* [Problem requirements] With the pictures removed, write out the full listing below exactly.

* [Data listing]
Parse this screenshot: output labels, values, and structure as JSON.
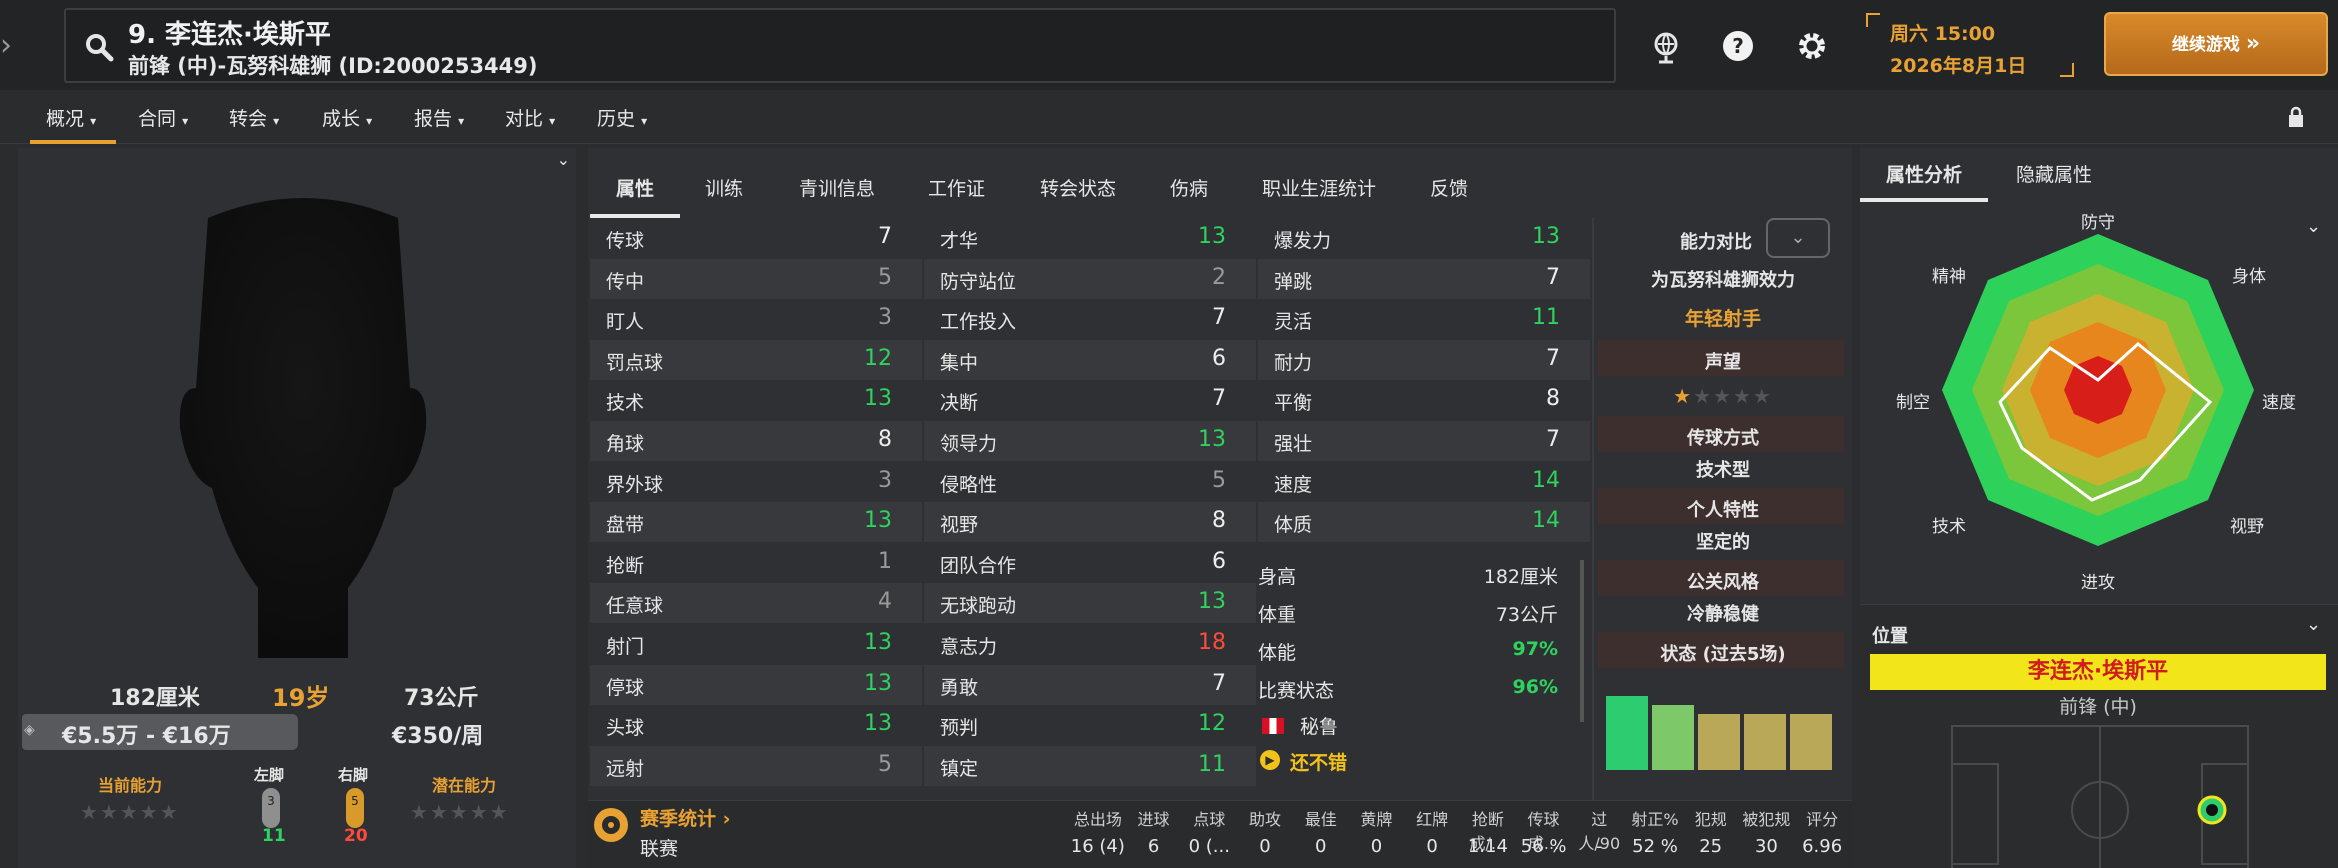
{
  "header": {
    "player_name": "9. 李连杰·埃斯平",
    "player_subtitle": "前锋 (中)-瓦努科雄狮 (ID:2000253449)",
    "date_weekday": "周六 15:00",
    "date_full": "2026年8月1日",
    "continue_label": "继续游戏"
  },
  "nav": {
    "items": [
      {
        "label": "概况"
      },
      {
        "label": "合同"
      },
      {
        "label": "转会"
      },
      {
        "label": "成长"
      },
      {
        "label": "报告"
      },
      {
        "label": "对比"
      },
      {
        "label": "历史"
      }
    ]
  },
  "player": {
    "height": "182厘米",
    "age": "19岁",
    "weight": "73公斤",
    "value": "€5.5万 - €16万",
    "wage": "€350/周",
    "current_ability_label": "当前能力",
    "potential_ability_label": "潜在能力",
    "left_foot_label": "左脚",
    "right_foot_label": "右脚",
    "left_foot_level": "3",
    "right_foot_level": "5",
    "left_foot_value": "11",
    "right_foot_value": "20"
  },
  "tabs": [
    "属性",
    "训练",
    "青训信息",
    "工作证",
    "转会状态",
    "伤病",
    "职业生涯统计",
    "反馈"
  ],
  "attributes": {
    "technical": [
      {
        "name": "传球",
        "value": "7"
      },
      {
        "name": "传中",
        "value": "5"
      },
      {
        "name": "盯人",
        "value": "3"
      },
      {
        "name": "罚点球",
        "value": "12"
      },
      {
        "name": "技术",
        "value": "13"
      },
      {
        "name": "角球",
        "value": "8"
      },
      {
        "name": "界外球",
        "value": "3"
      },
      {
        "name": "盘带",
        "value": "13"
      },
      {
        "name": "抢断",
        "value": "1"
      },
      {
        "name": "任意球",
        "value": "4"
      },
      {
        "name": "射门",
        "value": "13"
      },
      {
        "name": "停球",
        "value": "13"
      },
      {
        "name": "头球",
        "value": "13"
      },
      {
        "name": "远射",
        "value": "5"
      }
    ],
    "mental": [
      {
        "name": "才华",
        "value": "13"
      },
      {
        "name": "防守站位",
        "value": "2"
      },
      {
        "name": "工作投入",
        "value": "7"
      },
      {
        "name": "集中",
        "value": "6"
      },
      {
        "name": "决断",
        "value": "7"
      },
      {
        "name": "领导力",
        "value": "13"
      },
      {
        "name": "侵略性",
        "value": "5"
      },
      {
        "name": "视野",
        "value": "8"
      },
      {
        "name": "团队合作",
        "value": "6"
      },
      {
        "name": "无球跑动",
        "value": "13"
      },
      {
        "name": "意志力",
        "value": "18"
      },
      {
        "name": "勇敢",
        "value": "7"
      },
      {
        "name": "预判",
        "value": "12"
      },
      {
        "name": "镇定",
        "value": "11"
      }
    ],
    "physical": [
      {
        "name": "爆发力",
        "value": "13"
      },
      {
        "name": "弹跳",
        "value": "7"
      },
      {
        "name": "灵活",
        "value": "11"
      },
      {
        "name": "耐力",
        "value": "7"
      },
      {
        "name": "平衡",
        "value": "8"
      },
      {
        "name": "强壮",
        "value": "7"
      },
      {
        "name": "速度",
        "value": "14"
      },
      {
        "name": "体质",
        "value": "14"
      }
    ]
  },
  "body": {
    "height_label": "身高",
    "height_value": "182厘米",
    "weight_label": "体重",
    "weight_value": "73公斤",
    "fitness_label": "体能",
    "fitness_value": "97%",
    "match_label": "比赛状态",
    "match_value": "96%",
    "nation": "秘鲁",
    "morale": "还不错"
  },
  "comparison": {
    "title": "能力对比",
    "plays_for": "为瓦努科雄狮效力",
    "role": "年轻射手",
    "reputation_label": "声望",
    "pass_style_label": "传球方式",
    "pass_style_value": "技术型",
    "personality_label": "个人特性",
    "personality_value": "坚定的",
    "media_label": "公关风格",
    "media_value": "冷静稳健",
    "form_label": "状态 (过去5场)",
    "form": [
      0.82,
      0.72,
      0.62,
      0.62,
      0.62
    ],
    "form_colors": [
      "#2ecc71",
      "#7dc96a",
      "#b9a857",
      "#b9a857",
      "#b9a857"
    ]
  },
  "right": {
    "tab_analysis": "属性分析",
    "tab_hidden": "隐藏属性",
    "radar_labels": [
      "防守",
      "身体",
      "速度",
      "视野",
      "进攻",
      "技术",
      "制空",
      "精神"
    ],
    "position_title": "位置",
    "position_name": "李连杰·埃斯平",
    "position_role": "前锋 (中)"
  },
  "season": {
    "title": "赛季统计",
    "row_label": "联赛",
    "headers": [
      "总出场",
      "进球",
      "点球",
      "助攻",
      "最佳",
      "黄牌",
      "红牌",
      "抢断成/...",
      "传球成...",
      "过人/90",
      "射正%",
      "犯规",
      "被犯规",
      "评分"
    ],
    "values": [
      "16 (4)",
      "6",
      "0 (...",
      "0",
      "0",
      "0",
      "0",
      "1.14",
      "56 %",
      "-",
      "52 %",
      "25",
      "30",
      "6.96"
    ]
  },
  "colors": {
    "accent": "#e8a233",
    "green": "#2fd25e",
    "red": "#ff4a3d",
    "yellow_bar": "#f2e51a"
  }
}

* [Output of the task]
Parse this screenshot: output labels, values, and structure as JSON.
{
  "header": {
    "player_name": "9. 李连杰·埃斯平",
    "player_subtitle": "前锋 (中)-瓦努科雄狮 (ID:2000253449)",
    "date_weekday": "周六 15:00",
    "date_full": "2026年8月1日",
    "continue_label": "继续游戏"
  },
  "nav": {
    "items": [
      {
        "label": "概况"
      },
      {
        "label": "合同"
      },
      {
        "label": "转会"
      },
      {
        "label": "成长"
      },
      {
        "label": "报告"
      },
      {
        "label": "对比"
      },
      {
        "label": "历史"
      }
    ]
  },
  "player": {
    "height": "182厘米",
    "age": "19岁",
    "weight": "73公斤",
    "value": "€5.5万 - €16万",
    "wage": "€350/周",
    "current_ability_label": "当前能力",
    "potential_ability_label": "潜在能力",
    "left_foot_label": "左脚",
    "right_foot_label": "右脚",
    "left_foot_level": "3",
    "right_foot_level": "5",
    "left_foot_value": "11",
    "right_foot_value": "20"
  },
  "tabs": [
    "属性",
    "训练",
    "青训信息",
    "工作证",
    "转会状态",
    "伤病",
    "职业生涯统计",
    "反馈"
  ],
  "attributes": {
    "technical": [
      {
        "name": "传球",
        "value": "7"
      },
      {
        "name": "传中",
        "value": "5"
      },
      {
        "name": "盯人",
        "value": "3"
      },
      {
        "name": "罚点球",
        "value": "12"
      },
      {
        "name": "技术",
        "value": "13"
      },
      {
        "name": "角球",
        "value": "8"
      },
      {
        "name": "界外球",
        "value": "3"
      },
      {
        "name": "盘带",
        "value": "13"
      },
      {
        "name": "抢断",
        "value": "1"
      },
      {
        "name": "任意球",
        "value": "4"
      },
      {
        "name": "射门",
        "value": "13"
      },
      {
        "name": "停球",
        "value": "13"
      },
      {
        "name": "头球",
        "value": "13"
      },
      {
        "name": "远射",
        "value": "5"
      }
    ],
    "mental": [
      {
        "name": "才华",
        "value": "13"
      },
      {
        "name": "防守站位",
        "value": "2"
      },
      {
        "name": "工作投入",
        "value": "7"
      },
      {
        "name": "集中",
        "value": "6"
      },
      {
        "name": "决断",
        "value": "7"
      },
      {
        "name": "领导力",
        "value": "13"
      },
      {
        "name": "侵略性",
        "value": "5"
      },
      {
        "name": "视野",
        "value": "8"
      },
      {
        "name": "团队合作",
        "value": "6"
      },
      {
        "name": "无球跑动",
        "value": "13"
      },
      {
        "name": "意志力",
        "value": "18"
      },
      {
        "name": "勇敢",
        "value": "7"
      },
      {
        "name": "预判",
        "value": "12"
      },
      {
        "name": "镇定",
        "value": "11"
      }
    ],
    "physical": [
      {
        "name": "爆发力",
        "value": "13"
      },
      {
        "name": "弹跳",
        "value": "7"
      },
      {
        "name": "灵活",
        "value": "11"
      },
      {
        "name": "耐力",
        "value": "7"
      },
      {
        "name": "平衡",
        "value": "8"
      },
      {
        "name": "强壮",
        "value": "7"
      },
      {
        "name": "速度",
        "value": "14"
      },
      {
        "name": "体质",
        "value": "14"
      }
    ]
  },
  "body": {
    "height_label": "身高",
    "height_value": "182厘米",
    "weight_label": "体重",
    "weight_value": "73公斤",
    "fitness_label": "体能",
    "fitness_value": "97%",
    "match_label": "比赛状态",
    "match_value": "96%",
    "nation": "秘鲁",
    "morale": "还不错"
  },
  "comparison": {
    "title": "能力对比",
    "plays_for": "为瓦努科雄狮效力",
    "role": "年轻射手",
    "reputation_label": "声望",
    "pass_style_label": "传球方式",
    "pass_style_value": "技术型",
    "personality_label": "个人特性",
    "personality_value": "坚定的",
    "media_label": "公关风格",
    "media_value": "冷静稳健",
    "form_label": "状态 (过去5场)",
    "form": [
      0.82,
      0.72,
      0.62,
      0.62,
      0.62
    ],
    "form_colors": [
      "#2ecc71",
      "#7dc96a",
      "#b9a857",
      "#b9a857",
      "#b9a857"
    ]
  },
  "right": {
    "tab_analysis": "属性分析",
    "tab_hidden": "隐藏属性",
    "radar_labels": [
      "防守",
      "身体",
      "速度",
      "视野",
      "进攻",
      "技术",
      "制空",
      "精神"
    ],
    "position_title": "位置",
    "position_name": "李连杰·埃斯平",
    "position_role": "前锋 (中)"
  },
  "season": {
    "title": "赛季统计",
    "row_label": "联赛",
    "headers": [
      "总出场",
      "进球",
      "点球",
      "助攻",
      "最佳",
      "黄牌",
      "红牌",
      "抢断成/...",
      "传球成...",
      "过人/90",
      "射正%",
      "犯规",
      "被犯规",
      "评分"
    ],
    "values": [
      "16 (4)",
      "6",
      "0 (...",
      "0",
      "0",
      "0",
      "0",
      "1.14",
      "56 %",
      "-",
      "52 %",
      "25",
      "30",
      "6.96"
    ]
  },
  "colors": {
    "accent": "#e8a233",
    "green": "#2fd25e",
    "red": "#ff4a3d",
    "yellow_bar": "#f2e51a"
  }
}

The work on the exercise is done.